Supreme Court: written disclosures not enough to show actual knowledge in ERISA suits
The United States Supreme Court unanimously decided last week that a plan participant who received written disclosures about the plan’s investments, but does not remember reading them, does not necessarily have “actual knowledge” of the content of the disclosures. This is important because ERISA imposes a shorter statute of limitations for suits against a plan fiduciary where a participant has actual knowledge of a breach or violation.
In Intel Corp. Investment Policy Committee v. Sulyma, decided on February 26, 2020, the Supreme Court considered the meaning of language in ERISA’s statute of limitations provisions. ERISA gives participants six years to bring claims alleging a fiduciary breach or violation. But that time is cut to three years if the participant has “actual knowledge” of the breach or violation.

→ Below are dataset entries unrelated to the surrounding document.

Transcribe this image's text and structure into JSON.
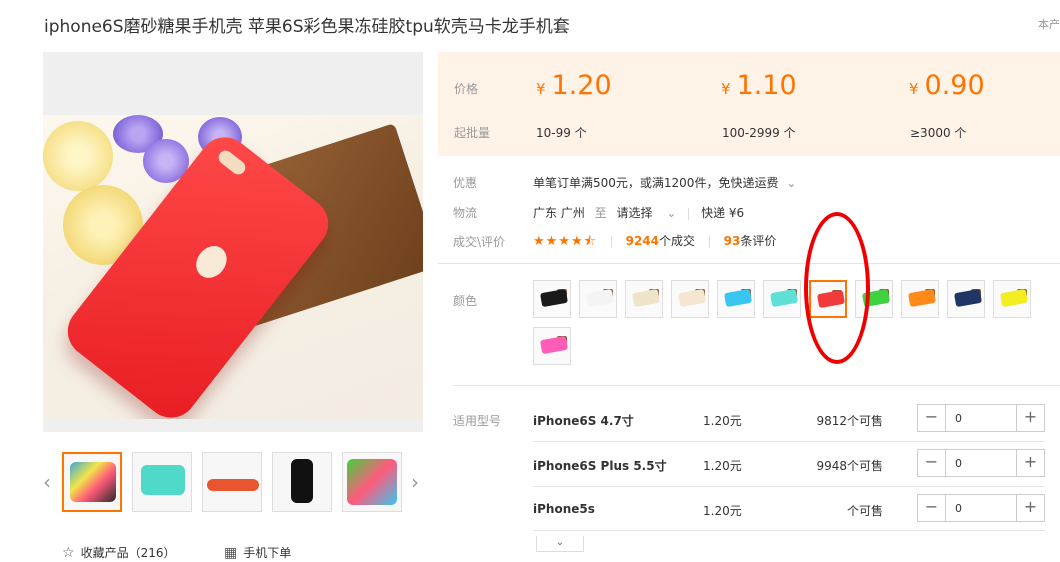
{
  "product": {
    "title": "iphone6S磨砂糖果手机壳 苹果6S彩色果冻硅胶tpu软壳马卡龙手机套",
    "corner_text": "本产"
  },
  "price_panel": {
    "price_label": "价格",
    "moq_label": "起批量",
    "tiers": [
      {
        "currency": "¥",
        "price": "1.20",
        "range": "10-99 个"
      },
      {
        "currency": "¥",
        "price": "1.10",
        "range": "100-2999 个"
      },
      {
        "currency": "¥",
        "price": "0.90",
        "range": "≥3000 个"
      }
    ]
  },
  "info": {
    "discount_label": "优惠",
    "discount_text": "单笔订单满500元，或满1200件，免快递运费",
    "logistics_label": "物流",
    "origin": "广东 广州",
    "to": "至",
    "destination": "请选择",
    "express": "快递 ¥6",
    "deals_label": "成交\\评价",
    "rating_stars": 4.5,
    "deals_count": "9244",
    "deals_suffix": "个成交",
    "reviews_count": "93",
    "reviews_suffix": "条评价"
  },
  "colors": {
    "label": "颜色",
    "selected_index": 6,
    "swatches": [
      {
        "name": "black",
        "color": "#1a1a1a"
      },
      {
        "name": "white",
        "color": "#f4f4f4"
      },
      {
        "name": "beige",
        "color": "#efe3c8"
      },
      {
        "name": "cream",
        "color": "#f5e6d0"
      },
      {
        "name": "sky-blue",
        "color": "#38c6f0"
      },
      {
        "name": "mint",
        "color": "#5fe0d6"
      },
      {
        "name": "red",
        "color": "#f23a3a"
      },
      {
        "name": "green",
        "color": "#3fd23f"
      },
      {
        "name": "orange",
        "color": "#ff8a1a"
      },
      {
        "name": "navy",
        "color": "#1f3566"
      },
      {
        "name": "yellow",
        "color": "#f2ee22"
      },
      {
        "name": "pink",
        "color": "#ff5cb8"
      }
    ]
  },
  "models": {
    "label": "适用型号",
    "rows": [
      {
        "name": "iPhone6S 4.7寸",
        "price": "1.20元",
        "stock": "9812个可售",
        "qty": "0"
      },
      {
        "name": "iPhone6S Plus 5.5寸",
        "price": "1.20元",
        "stock": "9948个可售",
        "qty": "0"
      },
      {
        "name": "iPhone5s",
        "price": "1.20元",
        "stock": "个可售",
        "qty": "0"
      }
    ]
  },
  "bottom": {
    "favorite": "收藏产品（216）",
    "mobile_order": "手机下单"
  },
  "thumbnails": [
    {
      "name": "thumb-collage",
      "color": "#3aa7d8"
    },
    {
      "name": "thumb-mint",
      "color": "#4fd9c9"
    },
    {
      "name": "thumb-red-side",
      "color": "#e8552f"
    },
    {
      "name": "thumb-black",
      "color": "#111111"
    },
    {
      "name": "thumb-multicolor",
      "color": "#ff5a7a"
    }
  ]
}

A former employee sued the administrators of Intel’s retirement plans, alleging that they breached their fiduciary duties by over-investing in underperforming alternative assets. Intel argued that the suit should be dismissed because the participant received written disclosures describing the investments more than three years before bringing suit. Intel argued that because the participant had received the disclosures, the participant should be considered to have actual knowledge of the investments, and the shorter three-year statute of limitations should apply.

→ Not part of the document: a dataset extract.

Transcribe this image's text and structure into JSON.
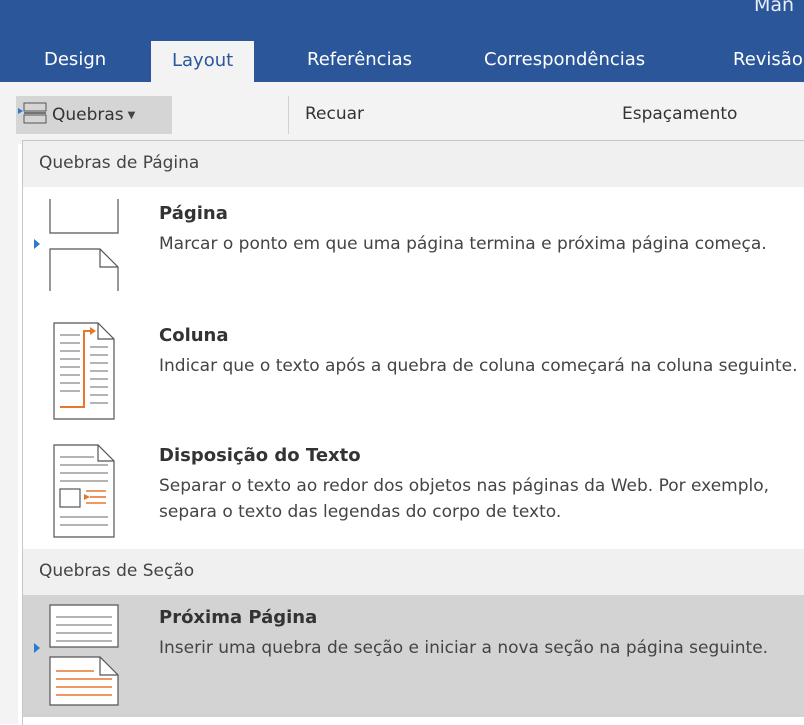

The Supreme Court disagreed. The Court held that the plain language of ERISA requires actual knowledge, and “to have ‘actual knowledge’ of a piece of information, one must in fact be aware of it.” Because the participant testified that he did not remember reading the disclosures, the participant was not in fact aware of their contents. The Court contrasted the statute of limitations for fiduciary breach with other statute of limitations provisions in ERISA, which require either actual or “constructive knowledge,” and reasoned that if Congress intended the shorter statute of limitations to apply whenever a participant has received written disclosures, Congress would have required only constructive knowledge.

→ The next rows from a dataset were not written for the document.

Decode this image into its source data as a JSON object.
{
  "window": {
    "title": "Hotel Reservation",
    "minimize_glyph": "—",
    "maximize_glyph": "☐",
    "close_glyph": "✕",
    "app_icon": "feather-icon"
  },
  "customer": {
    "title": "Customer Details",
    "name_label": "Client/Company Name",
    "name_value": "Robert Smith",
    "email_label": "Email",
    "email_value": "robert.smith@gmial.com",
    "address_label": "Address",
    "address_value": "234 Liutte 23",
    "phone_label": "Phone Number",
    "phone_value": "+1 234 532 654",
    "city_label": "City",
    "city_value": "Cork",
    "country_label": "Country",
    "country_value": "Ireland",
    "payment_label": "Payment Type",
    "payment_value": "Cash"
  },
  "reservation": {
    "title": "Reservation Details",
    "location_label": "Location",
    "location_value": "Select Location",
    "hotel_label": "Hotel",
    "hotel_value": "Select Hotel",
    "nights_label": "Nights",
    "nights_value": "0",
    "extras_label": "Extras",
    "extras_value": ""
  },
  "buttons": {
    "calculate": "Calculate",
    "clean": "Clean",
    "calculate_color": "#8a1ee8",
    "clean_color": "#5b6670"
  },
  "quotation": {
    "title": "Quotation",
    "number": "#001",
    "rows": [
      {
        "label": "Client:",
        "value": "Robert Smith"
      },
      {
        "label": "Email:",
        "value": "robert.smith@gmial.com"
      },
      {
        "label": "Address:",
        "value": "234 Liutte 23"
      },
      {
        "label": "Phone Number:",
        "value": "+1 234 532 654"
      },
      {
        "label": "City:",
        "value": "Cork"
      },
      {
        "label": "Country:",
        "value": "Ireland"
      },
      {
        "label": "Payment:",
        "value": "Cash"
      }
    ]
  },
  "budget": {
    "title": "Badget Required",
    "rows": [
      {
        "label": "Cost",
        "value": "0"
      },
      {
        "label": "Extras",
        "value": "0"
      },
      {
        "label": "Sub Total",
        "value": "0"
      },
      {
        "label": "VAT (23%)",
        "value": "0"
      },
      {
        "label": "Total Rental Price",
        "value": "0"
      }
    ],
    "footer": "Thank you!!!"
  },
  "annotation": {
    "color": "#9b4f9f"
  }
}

A determination regarding actual knowledge, however, is not as black and white as it appears. In its decision, the Court noted that actual knowledge can be proven in a variety of ways, including through inference from circumstantial evidence. Specifically, the Court said that evidence of receiving written disclosures is relevant, as are electronic records showing that a participant viewed the disclosures and evidence that a participant took action in response to the information contained in the disclosures. The Court concluded by noting that evidence of “willful blindness” may support a finding of actual knowledge.
It is not clear from this opinion what evidence courts will consider sufficient to show actual knowledge or willful blindness, and this will likely be a contested issue in future fiduciary breach litigation. But evidence that participants received written disclosures, without more, is not enough to impose ERISA’s three-year limitations period.